TO DO:
Look through the data that follows and say how many of its lines contain "Kapat", giving the number only.

EXERCISE INPUT:
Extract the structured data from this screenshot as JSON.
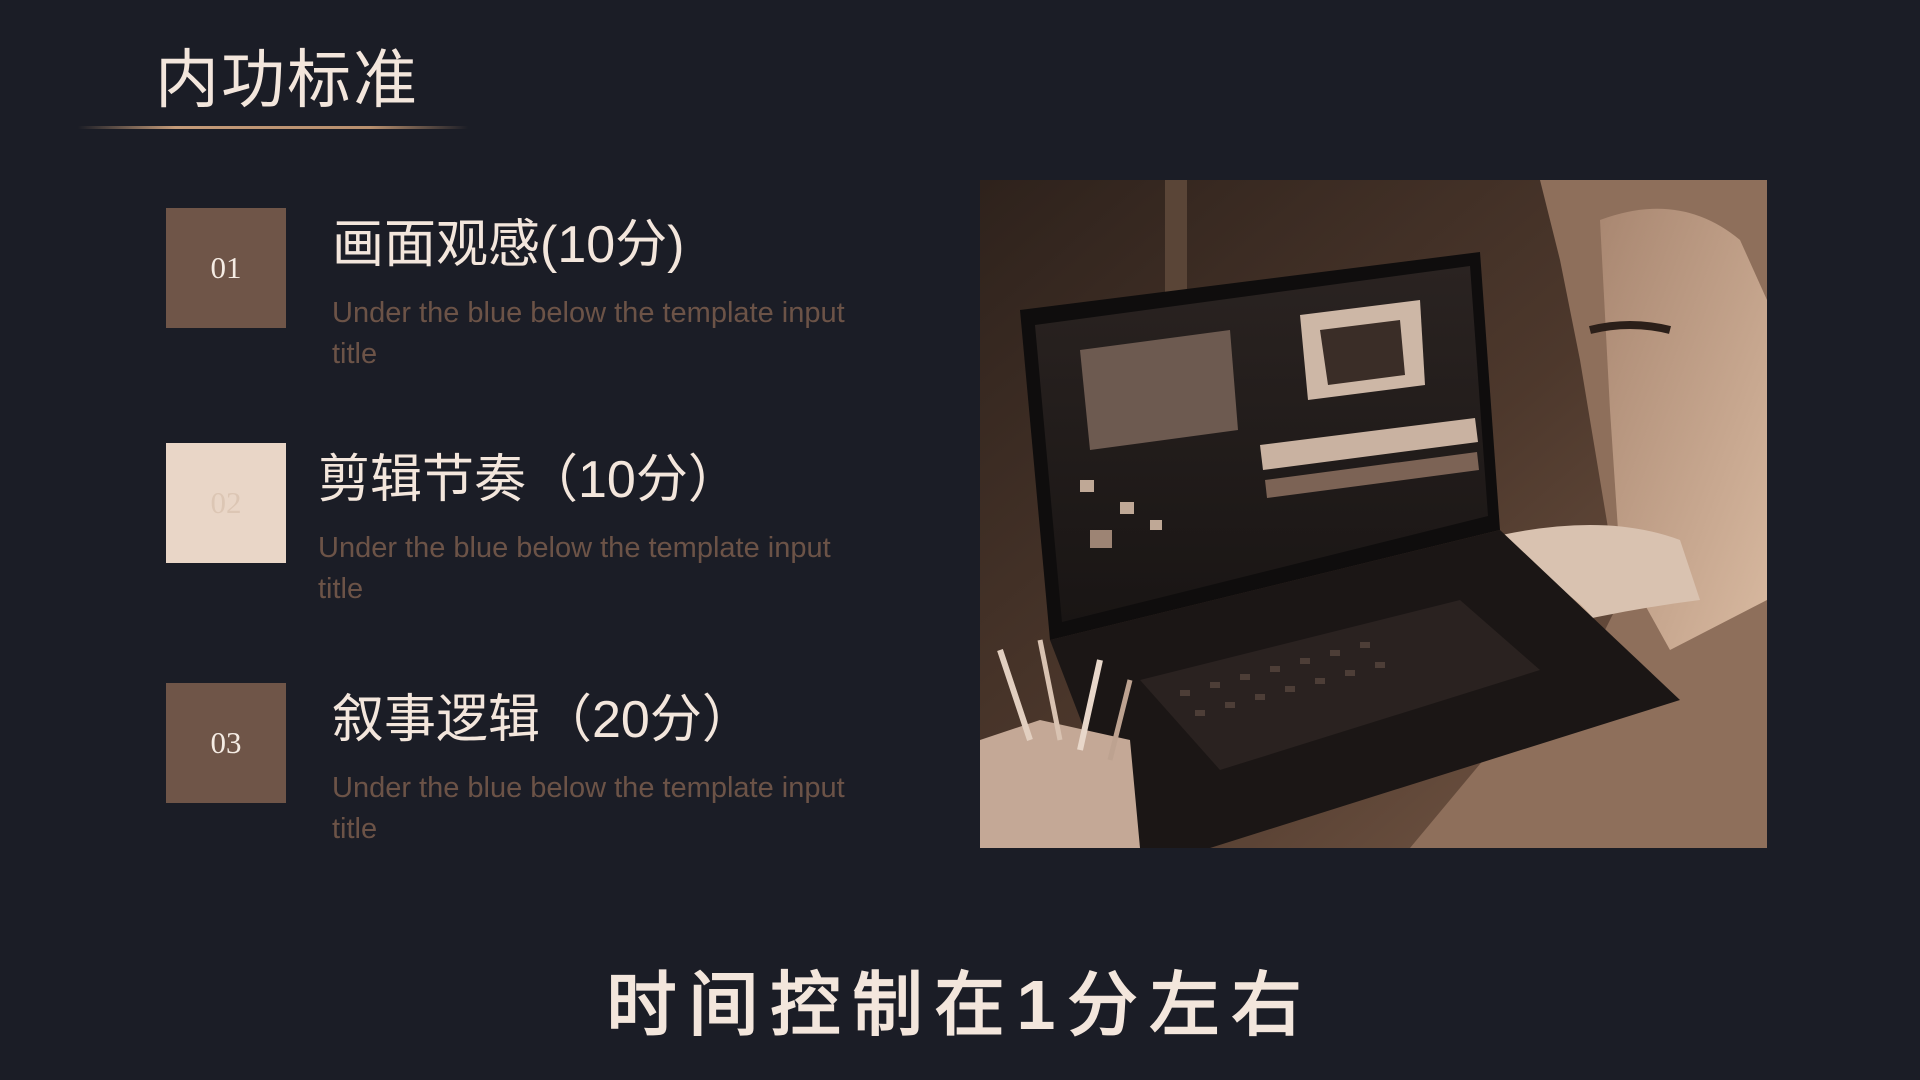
{
  "slide": {
    "title": "内功标准",
    "items": [
      {
        "number": "01",
        "title": "画面观感(10分)",
        "description": "Under the blue below the template input title"
      },
      {
        "number": "02",
        "title": "剪辑节奏（10分）",
        "description": "Under the blue below the template input title"
      },
      {
        "number": "03",
        "title": "叙事逻辑（20分）",
        "description": "Under the blue below the template input title"
      }
    ],
    "footer": "时间控制在1分左右"
  },
  "colors": {
    "background": "#1b1d26",
    "accent_brown": "#6f5548",
    "accent_light": "#e9d6c7",
    "text_light": "#f3e6dc",
    "text_muted": "#6c5347"
  }
}
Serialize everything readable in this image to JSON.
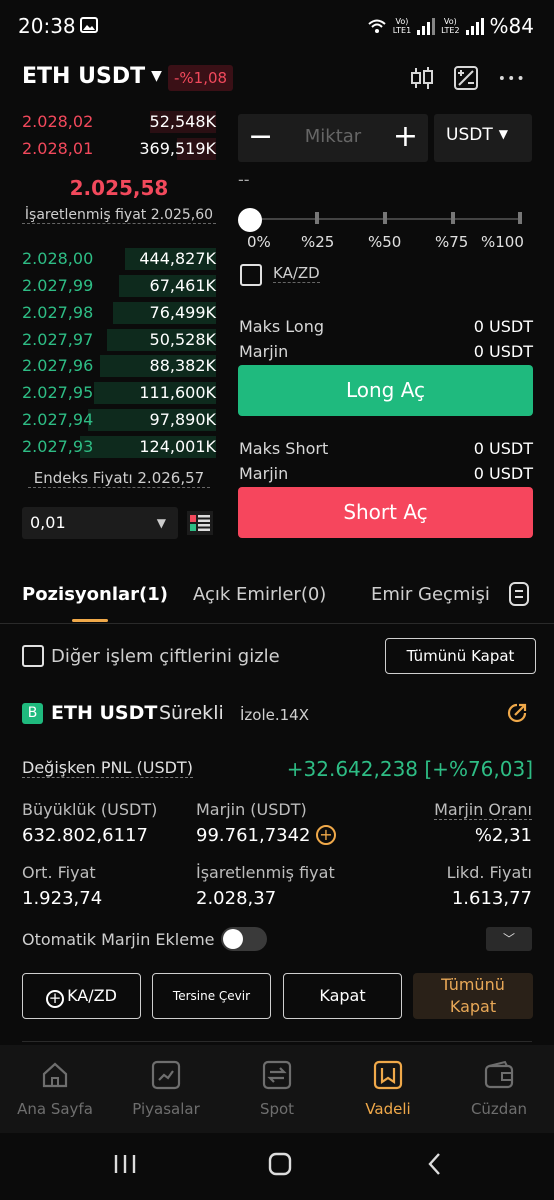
{
  "status_bar": {
    "time": "20:38",
    "battery": "%84",
    "lte1": "LTE1",
    "lte2": "LTE2",
    "vo1": "Vo)",
    "vo2": "Vo)"
  },
  "header": {
    "pair": "ETH USDT",
    "change": "-%1,08"
  },
  "orderbook": {
    "asks": [
      {
        "price": "2.028,02",
        "qty": "52,548K",
        "depth": 0.34
      },
      {
        "price": "2.028,01",
        "qty": "369,519K",
        "depth": 0.2
      }
    ],
    "last_price": "2.025,58",
    "mark_price_label": "İşaretlenmiş fiyat 2.025,60",
    "bids": [
      {
        "price": "2.028,00",
        "qty": "444,827K",
        "depth": 0.47
      },
      {
        "price": "2.027,99",
        "qty": "67,461K",
        "depth": 0.5
      },
      {
        "price": "2.027,98",
        "qty": "76,499K",
        "depth": 0.53
      },
      {
        "price": "2.027,97",
        "qty": "50,528K",
        "depth": 0.56
      },
      {
        "price": "2.027,96",
        "qty": "88,382K",
        "depth": 0.6
      },
      {
        "price": "2.027,95",
        "qty": "111,600K",
        "depth": 0.63
      },
      {
        "price": "2.027,94",
        "qty": "97,890K",
        "depth": 0.66
      },
      {
        "price": "2.027,93",
        "qty": "124,001K",
        "depth": 0.7
      }
    ],
    "index_price_label": "Endeks Fiyatı 2.026,57",
    "tick_size": "0,01"
  },
  "order_form": {
    "minus": "−",
    "plus": "+",
    "amount_placeholder": "Miktar",
    "unit": "USDT",
    "dash": "--",
    "percent_marks": [
      "0%",
      "%25",
      "%50",
      "%75",
      "%100"
    ],
    "tpsl_label": "KA/ZD",
    "max_long_label": "Maks Long",
    "max_long_value": "0 USDT",
    "margin_label": "Marjin",
    "long_margin_value": "0 USDT",
    "long_button": "Long Aç",
    "max_short_label": "Maks Short",
    "max_short_value": "0 USDT",
    "short_margin_value": "0 USDT",
    "short_button": "Short Aç"
  },
  "tabs": [
    {
      "label": "Pozisyonlar(1)"
    },
    {
      "label": "Açık Emirler(0)"
    },
    {
      "label": "Emir Geçmişi"
    }
  ],
  "filter": {
    "hide_label": "Diğer işlem çiftlerini gizle",
    "close_all": "Tümünü Kapat"
  },
  "position": {
    "badge": "B",
    "pair": "ETH USDT",
    "type": "Sürekli",
    "mode": "İzole.14X",
    "pnl_label": "Değişken PNL (USDT)",
    "pnl_value": "+32.642,238 [+%76,03]",
    "size_label": "Büyüklük (USDT)",
    "size_value": "632.802,6117",
    "margin_label": "Marjin (USDT)",
    "margin_value": "99.761,7342",
    "margin_ratio_label": "Marjin Oranı",
    "margin_ratio_value": "%2,31",
    "entry_label": "Ort. Fiyat",
    "entry_value": "1.923,74",
    "mark_label": "İşaretlenmiş fiyat",
    "mark_value": "2.028,37",
    "liq_label": "Likd. Fiyatı",
    "liq_value": "1.613,77",
    "auto_margin_label": "Otomatik Marjin Ekleme",
    "btn_tpsl": "KA/ZD",
    "btn_reverse": "Tersine Çevir",
    "btn_close": "Kapat",
    "btn_close_all_1": "Tümünü",
    "btn_close_all_2": "Kapat"
  },
  "bottom_nav": [
    {
      "label": "Ana Sayfa",
      "icon": "home-icon"
    },
    {
      "label": "Piyasalar",
      "icon": "markets-icon"
    },
    {
      "label": "Spot",
      "icon": "spot-icon"
    },
    {
      "label": "Vadeli",
      "icon": "futures-icon",
      "active": true
    },
    {
      "label": "Cüzdan",
      "icon": "wallet-icon"
    }
  ],
  "colors": {
    "red": "#f2495c",
    "green": "#2ebd85",
    "accent": "#f0a94a",
    "bg": "#0b0b0b"
  }
}
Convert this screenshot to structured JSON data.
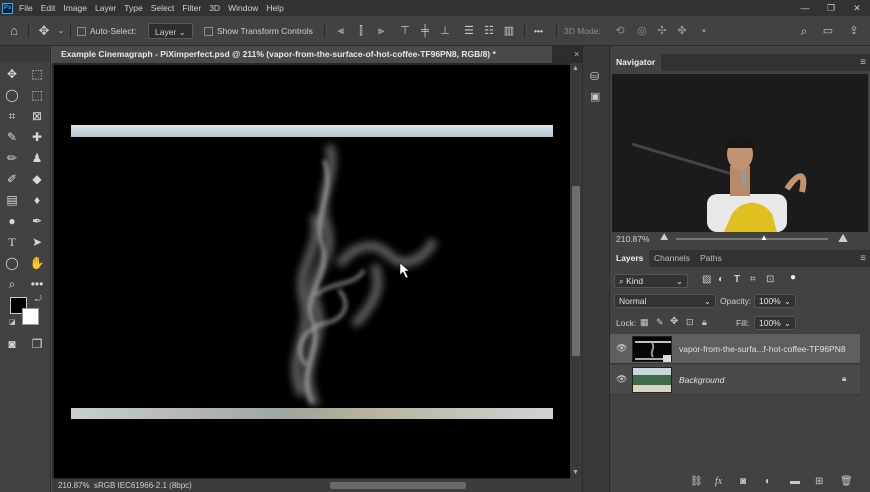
{
  "app": {
    "logo": "Ps",
    "menu": [
      "File",
      "Edit",
      "Image",
      "Layer",
      "Type",
      "Select",
      "Filter",
      "3D",
      "Window",
      "Help"
    ],
    "window_controls": [
      "—",
      "❐",
      "✕"
    ]
  },
  "options_bar": {
    "auto_select_label": "Auto-Select:",
    "auto_select_target": "Layer",
    "show_transform_label": "Show Transform Controls",
    "mode_3d_label": "3D Mode:",
    "more": "•••"
  },
  "document": {
    "tab_title": "Example Cinemagraph - PiXimperfect.psd @ 211% (vapor-from-the-surface-of-hot-coffee-TF96PN8, RGB/8) *",
    "close": "×",
    "zoom": "210.87%",
    "color_profile": "sRGB IEC61966-2.1 (8bpc)"
  },
  "navigator": {
    "title": "Navigator",
    "zoom": "210.87%"
  },
  "layers_panel": {
    "tabs": [
      "Layers",
      "Channels",
      "Paths"
    ],
    "filter_kind": "Kind",
    "blend_mode": "Normal",
    "opacity_label": "Opacity:",
    "opacity_value": "100%",
    "lock_label": "Lock:",
    "fill_label": "Fill:",
    "fill_value": "100%",
    "layers": [
      {
        "name": "vapor-from-the-surfa...f-hot-coffee-TF96PN8",
        "selected": true,
        "visible": true
      },
      {
        "name": "Background",
        "selected": false,
        "visible": true,
        "locked": true
      }
    ],
    "bottom_fx": "fx"
  },
  "icons": {
    "home": "home-icon",
    "move": "move-icon",
    "search": "search-icon",
    "eye": "eye-icon",
    "lock": "lock-icon"
  },
  "colors": {
    "accent": "#31a8ff",
    "panel_bg": "#424242",
    "menubar_bg": "#323232"
  }
}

WRITTEN RESPONSE:
3